Tidewater Virginia, and specifically my hometown of Mathews, is blessed with a surrounding network of river, creeks and coves that, until the advent of the automobile, made traveling by land completely unnecessary. Study a Civil War era map of Tidewater and the Northern Neck and you'll notice a decided lack of railroad tracks east of the fall-line of Virginia. Why construct roads and rail-roads when you could travel so easily by boat instead?
Therefore, all the older homes in the area were not constructed near the road, they are almost all located on the waterfront. To view these ancestral halls, (now most likely inhabited by a couple of "come-heres" from Richmond) one must trespass drive down the long, narrow, bumpy lane, with no idea whether these were friendly "come-heres" (sipping iced-tea in their newly renovated kitchen), or grumpy ones (who might shoot us).
The thought that anyone might be less-than-enthused about our unannounced visit never occurred to my Daddy. He meandered on down the lane, and never worried about what he might find at the other end. You can do that when you're 6' 5 1/2" and weigh 275 lbs. (Unless they actually shot at you, grumpy "come-heres" mattered little in his reckoning). He was not worried.
I, however, was examining every hedgerow and road-shoulder for a spot wide enough to execute a three-point turn. I was sure we were going to be shot, or worse, embarrassed. I cowered in the back seat and waited for it to be over.

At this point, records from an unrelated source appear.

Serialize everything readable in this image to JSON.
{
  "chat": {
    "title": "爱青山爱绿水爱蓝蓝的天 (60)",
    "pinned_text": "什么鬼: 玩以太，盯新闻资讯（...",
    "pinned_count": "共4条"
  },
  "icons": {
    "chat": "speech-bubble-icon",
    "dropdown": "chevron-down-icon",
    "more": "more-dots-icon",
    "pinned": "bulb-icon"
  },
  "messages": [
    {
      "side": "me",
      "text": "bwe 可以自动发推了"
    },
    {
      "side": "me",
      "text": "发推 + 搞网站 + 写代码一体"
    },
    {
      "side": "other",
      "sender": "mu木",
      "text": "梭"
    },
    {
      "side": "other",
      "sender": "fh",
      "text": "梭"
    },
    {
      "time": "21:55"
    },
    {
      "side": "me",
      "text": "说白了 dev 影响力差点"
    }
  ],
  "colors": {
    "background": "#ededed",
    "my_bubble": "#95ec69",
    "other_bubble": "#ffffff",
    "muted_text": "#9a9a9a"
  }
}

Skip forward thirty years, and my mother and I are touring the back roads of Hanover County near the historic landing at Piping Tree Ferry. We've been told by family-lorists that my great-grandfather's first wife, mother of my father's half-uncle (yeah, you heard that right, would I make something like that up?), was from this area, tantalizingly close to my current domicile, and that her ancestral home still stands! I've lived here for over seven years and never found her house, although in recent years, with clues from my eldest uncle, I've gotten really close.

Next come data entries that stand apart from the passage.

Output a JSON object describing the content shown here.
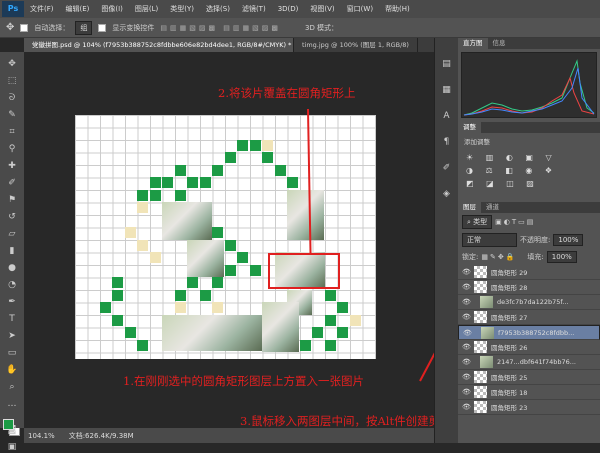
{
  "menu": [
    "文件(F)",
    "编辑(E)",
    "图像(I)",
    "图层(L)",
    "类型(Y)",
    "选择(S)",
    "滤镜(T)",
    "3D(D)",
    "视图(V)",
    "窗口(W)",
    "帮助(H)"
  ],
  "options": {
    "auto_select": "自动选择：",
    "auto_select_value": "组",
    "transform_controls": "显示变换控件",
    "mode3d": "3D 模式："
  },
  "tabs": [
    "党徽拼图.psd @ 104% (f7953b388752c8fdbbe606e82bd4dee1, RGB/8#/CMYK) *",
    "timg.jpg @ 100% (图层 1, RGB/8)"
  ],
  "status": {
    "zoom": "104.1%",
    "doc": "文档:626.4K/9.38M"
  },
  "annotations": {
    "note1": "1.在刚刚选中的圆角矩形图层上方置入一张图片",
    "note2": "2.将该片覆盖在圆角矩形上",
    "note3": "3.鼠标移入两图层中间，按Alt件创建剪贴蒙版"
  },
  "panels": {
    "histogram_tabs": [
      "直方图",
      "信息"
    ],
    "adjust_tabs": [
      "调整"
    ],
    "adjust_title": "添加调整",
    "layer_tabs": [
      "图层",
      "通道"
    ],
    "filter": "类型",
    "blend": "正常",
    "opacity_label": "不透明度:",
    "opacity": "100%",
    "lock_label": "锁定:",
    "fill_label": "填充:",
    "fill": "100%"
  },
  "layers": [
    {
      "name": "圆角矩形 29",
      "type": "shape",
      "selected": false
    },
    {
      "name": "圆角矩形 28",
      "type": "shape",
      "selected": false
    },
    {
      "name": "de3fc7b7da122b75f...",
      "type": "image",
      "selected": false
    },
    {
      "name": "圆角矩形 27",
      "type": "shape",
      "selected": false
    },
    {
      "name": "f7953b388752c8fdbb...",
      "type": "image",
      "selected": true
    },
    {
      "name": "圆角矩形 26",
      "type": "shape",
      "selected": false
    },
    {
      "name": "2147...dbf641f74bb76...",
      "type": "image",
      "selected": false
    },
    {
      "name": "圆角矩形 25",
      "type": "shape",
      "selected": false
    },
    {
      "name": "圆角矩形 18",
      "type": "shape",
      "selected": false
    },
    {
      "name": "圆角矩形 23",
      "type": "shape",
      "selected": false
    }
  ]
}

On this particular sunny day, we've located a subdivision with a road named after the old home, but no evidence of a house old enough to be the right one in sight. On the way in, we passed a tall, elegant old place whose property borders the little subdivision. Its painted brick facade looked to be of the right vintage, so I determine that I will just STOP IN and ASK.
A certain four-year-old captive, tightly spancelled in her booster in the back seat, immediately begins to protest LOUDLY. "NO Mama! Don't get out of the car! Please don't knock on the door!" I can read between the lines - "YOU MIGHT GET SHOT!" I ignore her protests and proceed to have a perfectly lovely conversation with a very nice gentleman (who I swear was sipping iced-tea when I got there).
I explain to him that I am searching for the ancestral home of my great-grandfather's first wife, who died in childbirth. Her baby boy lived to a ripe old age, but was childless. His half-siblings loved him so dearly, that they passed his mother's family name down to their children, and we carry it forward in our family line to this day. I would dearly love to see her family' home.
The very nice gentleman just beams, and happily assures me, "This is why I just love Virginia."
His home was not the one for which I was searching for, but he directed me to it. The object of our search stands just around the corner: a beautiful old farm house -- majestic, plain and stately at the top of hill, hidden by a bend in the road.
I love Virginia, too, and if I don't someday get shot for trespassing, maybe I'll get a chance to pass that love on to my own little captive audience.